Exercise: Find the lines in the records that carry the word "Object". Copy each one.

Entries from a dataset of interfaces
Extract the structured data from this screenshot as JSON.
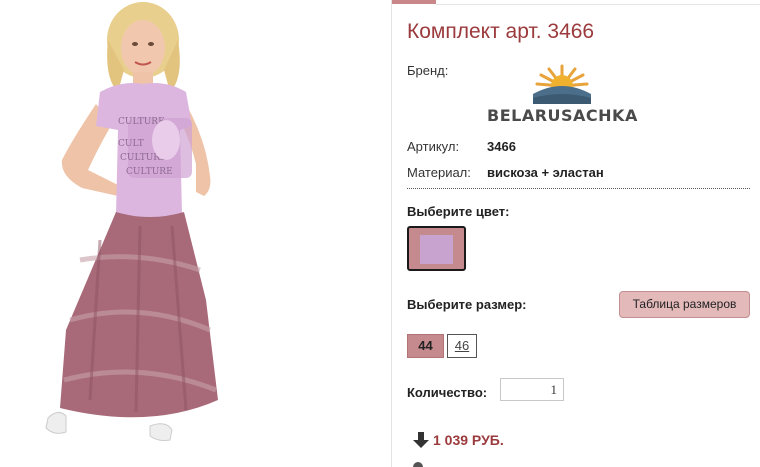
{
  "product": {
    "title": "Комплект арт. 3466",
    "brand_label": "Бренд:",
    "brand_name": "BELARUSACHKA",
    "article_label": "Артикул:",
    "article_value": "3466",
    "material_label": "Материал:",
    "material_value": "вискоза + эластан",
    "photo_icon": "model-photo"
  },
  "color": {
    "label": "Выберите цвет:",
    "swatch_outer": "#c48a8d",
    "swatch_inner": "#c9a3cf"
  },
  "size": {
    "label": "Выберите размер:",
    "table_button": "Таблица размеров",
    "options": [
      {
        "label": "44",
        "selected": true
      },
      {
        "label": "46",
        "selected": false
      }
    ]
  },
  "quantity": {
    "label": "Количество:",
    "value": "1"
  },
  "price": {
    "text": "1 039 РУБ.",
    "icon": "arrow-down-icon"
  },
  "colors": {
    "accent": "#9b3a3c",
    "accent_light": "#c48a8d",
    "button_bg": "#e3b9ba"
  }
}
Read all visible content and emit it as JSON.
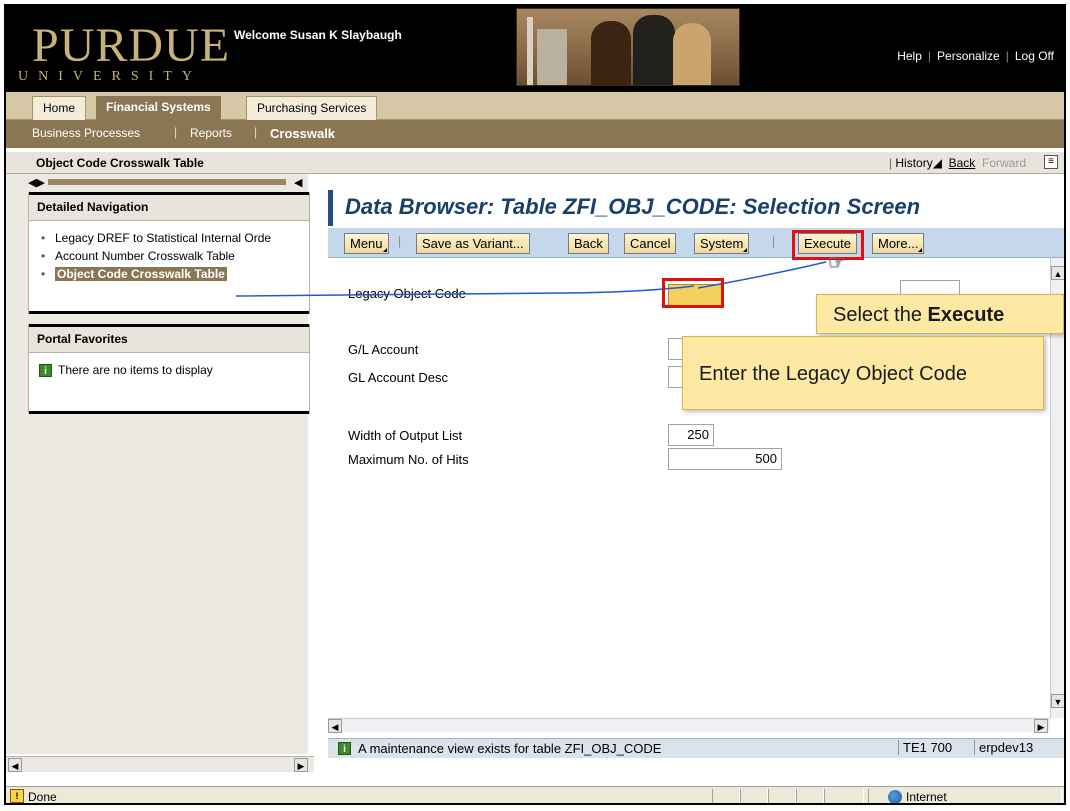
{
  "header": {
    "logo_word": "PURDUE",
    "logo_sub": "UNIVERSITY",
    "welcome": "Welcome Susan K Slaybaugh",
    "links": [
      "Help",
      "Personalize",
      "Log Off"
    ]
  },
  "tabs": {
    "level1": [
      "Home",
      "Financial Systems",
      "Purchasing Services"
    ],
    "level2": [
      "Business Processes",
      "Reports",
      "Crosswalk"
    ],
    "active_level1": "Financial Systems",
    "active_level2": "Crosswalk"
  },
  "titlebar": {
    "title": "Object Code Crosswalk Table",
    "history": "History",
    "back": "Back",
    "forward": "Forward"
  },
  "nav": {
    "detailed_title": "Detailed Navigation",
    "items": [
      "Legacy DREF to Statistical Internal Orde",
      "Account Number Crosswalk Table",
      "Object Code Crosswalk Table"
    ],
    "active_index": 2,
    "favorites_title": "Portal Favorites",
    "favorites_empty": "There are no items to display"
  },
  "main": {
    "title": "Data Browser: Table ZFI_OBJ_CODE: Selection Screen",
    "toolbar": [
      "Menu",
      "Save as Variant...",
      "Back",
      "Cancel",
      "System",
      "Execute",
      "More..."
    ],
    "fields": {
      "legacy_object_code": "Legacy Object Code",
      "gl_account": "G/L Account",
      "gl_account_desc": "GL Account Desc",
      "width_output": "Width of Output List",
      "width_output_value": "250",
      "max_hits": "Maximum No. of Hits",
      "max_hits_value": "500"
    },
    "status": {
      "message": "A maintenance view exists for table ZFI_OBJ_CODE",
      "system": "TE1 700",
      "host": "erpdev13"
    }
  },
  "callouts": {
    "execute": "Select the",
    "execute_bold": "Execute",
    "legacy": "Enter the Legacy Object Code"
  },
  "browser_status": {
    "done": "Done",
    "zone": "Internet"
  },
  "colors": {
    "accent_gold": "#8b7653",
    "header_black": "#000000",
    "title_blue": "#1a3f68",
    "callout_yellow": "#fde8a4",
    "highlight_red": "#e01010"
  }
}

Written answer:
    "title": "Object Code Crosswalk Table",
      "Object Code Crosswalk Table"
      "legacy_object_code": "Legacy Object Code",
    "legacy": "Enter the Legacy Object Code"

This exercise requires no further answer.